▶ **Requirement**
For the word "RĘCZNE", return each line of the data in which it occurs.

▶ **Data for analysis**

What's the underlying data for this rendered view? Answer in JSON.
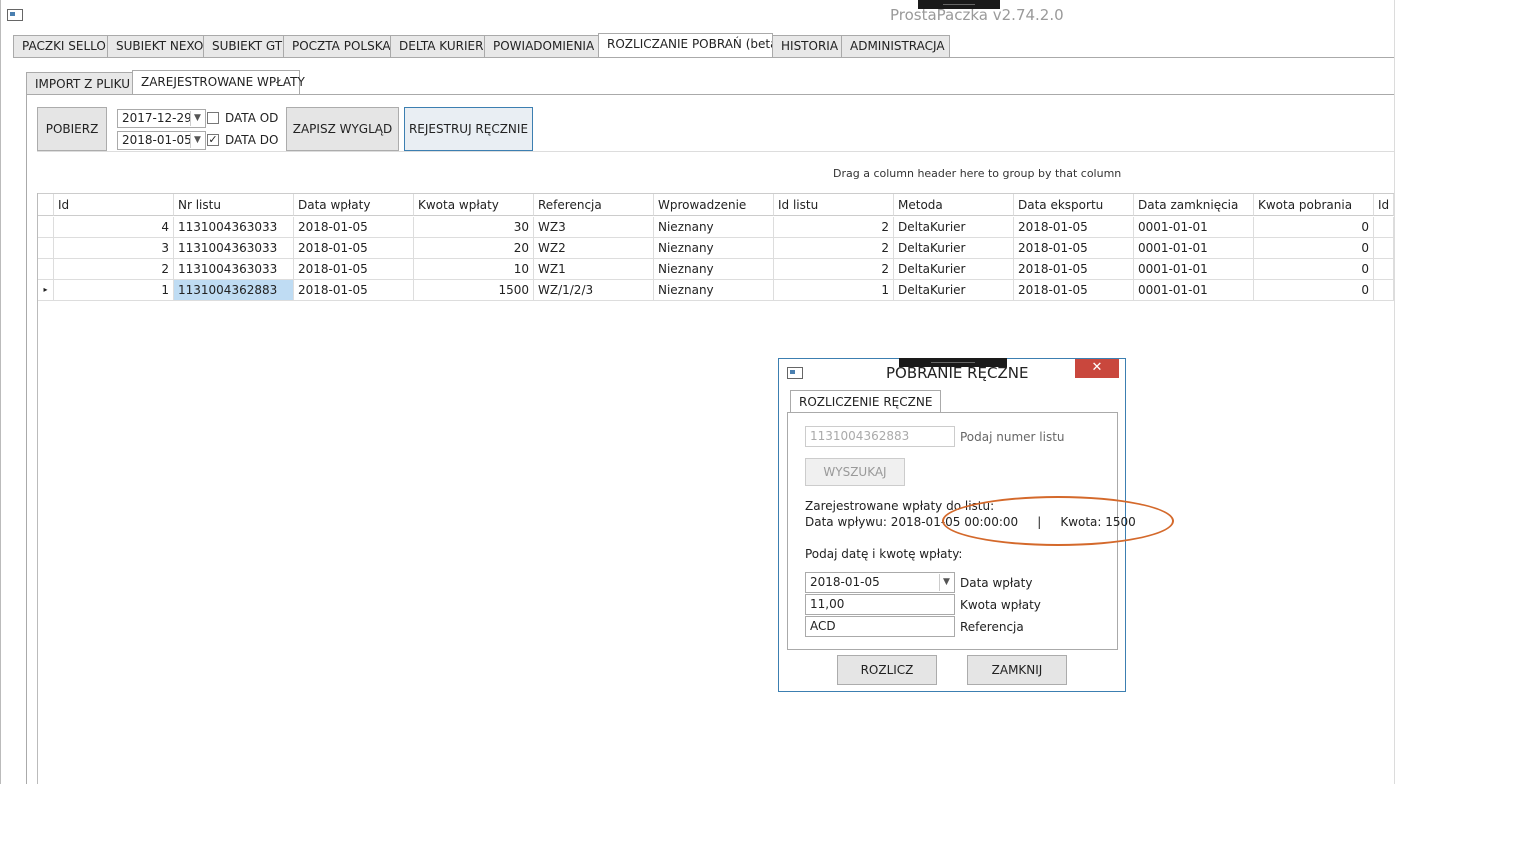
{
  "window": {
    "title": "ProstaPaczka v2.74.2.0"
  },
  "tabs": [
    {
      "label": "PACZKI SELLO"
    },
    {
      "label": "SUBIEKT NEXO"
    },
    {
      "label": "SUBIEKT GT"
    },
    {
      "label": "POCZTA POLSKA"
    },
    {
      "label": "DELTA KURIER"
    },
    {
      "label": "POWIADOMIENIA"
    },
    {
      "label": "ROZLICZANIE POBRAŃ (beta)"
    },
    {
      "label": "HISTORIA"
    },
    {
      "label": "ADMINISTRACJA"
    }
  ],
  "subtabs": [
    {
      "label": "IMPORT Z PLIKU"
    },
    {
      "label": "ZAREJESTROWANE WPŁATY"
    }
  ],
  "toolbar": {
    "fetch_label": "POBIERZ",
    "date_from": "2017-12-29",
    "date_to": "2018-01-05",
    "date_from_label": "DATA OD",
    "date_to_label": "DATA DO",
    "date_from_checked": false,
    "date_to_checked": true,
    "save_layout_label": "ZAPISZ WYGLĄD",
    "register_manual_label": "REJESTRUJ RĘCZNIE"
  },
  "grid": {
    "group_hint": "Drag a column header here to group by that column",
    "columns": [
      "Id",
      "Nr listu",
      "Data wpłaty",
      "Kwota wpłaty",
      "Referencja",
      "Wprowadzenie",
      "Id listu",
      "Metoda",
      "Data eksportu",
      "Data zamknięcia",
      "Kwota pobrania",
      "Id w"
    ],
    "rows": [
      [
        "4",
        "1131004363033",
        "2018-01-05",
        "30",
        "WZ3",
        "Nieznany",
        "2",
        "DeltaKurier",
        "2018-01-05",
        "0001-01-01",
        "0"
      ],
      [
        "3",
        "1131004363033",
        "2018-01-05",
        "20",
        "WZ2",
        "Nieznany",
        "2",
        "DeltaKurier",
        "2018-01-05",
        "0001-01-01",
        "0"
      ],
      [
        "2",
        "1131004363033",
        "2018-01-05",
        "10",
        "WZ1",
        "Nieznany",
        "2",
        "DeltaKurier",
        "2018-01-05",
        "0001-01-01",
        "0"
      ],
      [
        "1",
        "1131004362883",
        "2018-01-05",
        "1500",
        "WZ/1/2/3",
        "Nieznany",
        "1",
        "DeltaKurier",
        "2018-01-05",
        "0001-01-01",
        "0"
      ]
    ],
    "current_row_marker": "▸"
  },
  "dialog": {
    "title": "POBRANIE RĘCZNE",
    "close_glyph": "✕",
    "tab_label": "ROZLICZENIE RĘCZNE",
    "list_number": "1131004362883",
    "list_number_label": "Podaj numer listu",
    "search_label": "WYSZUKAJ",
    "registered_heading": "Zarejestrowane wpłaty do listu:",
    "registered_line": "Data wpływu: 2018-01-05 00:00:00     |     Kwota: 1500",
    "enter_heading": "Podaj datę i kwotę wpłaty:",
    "payment_date": "2018-01-05",
    "payment_date_label": "Data wpłaty",
    "payment_amount": "11,00",
    "payment_amount_label": "Kwota wpłaty",
    "reference": "ACD",
    "reference_label": "Referencja",
    "settle_label": "ROZLICZ",
    "close_label": "ZAMKNIJ"
  },
  "colors": {
    "accent": "#3c7fb1",
    "close_red": "#c9473d",
    "annotation": "#d4692b",
    "selection": "#bfdcf3"
  }
}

▶ **Exercise output**
    "title": "POBRANIE RĘCZNE",
    "tab_label": "ROZLICZENIE RĘCZNE",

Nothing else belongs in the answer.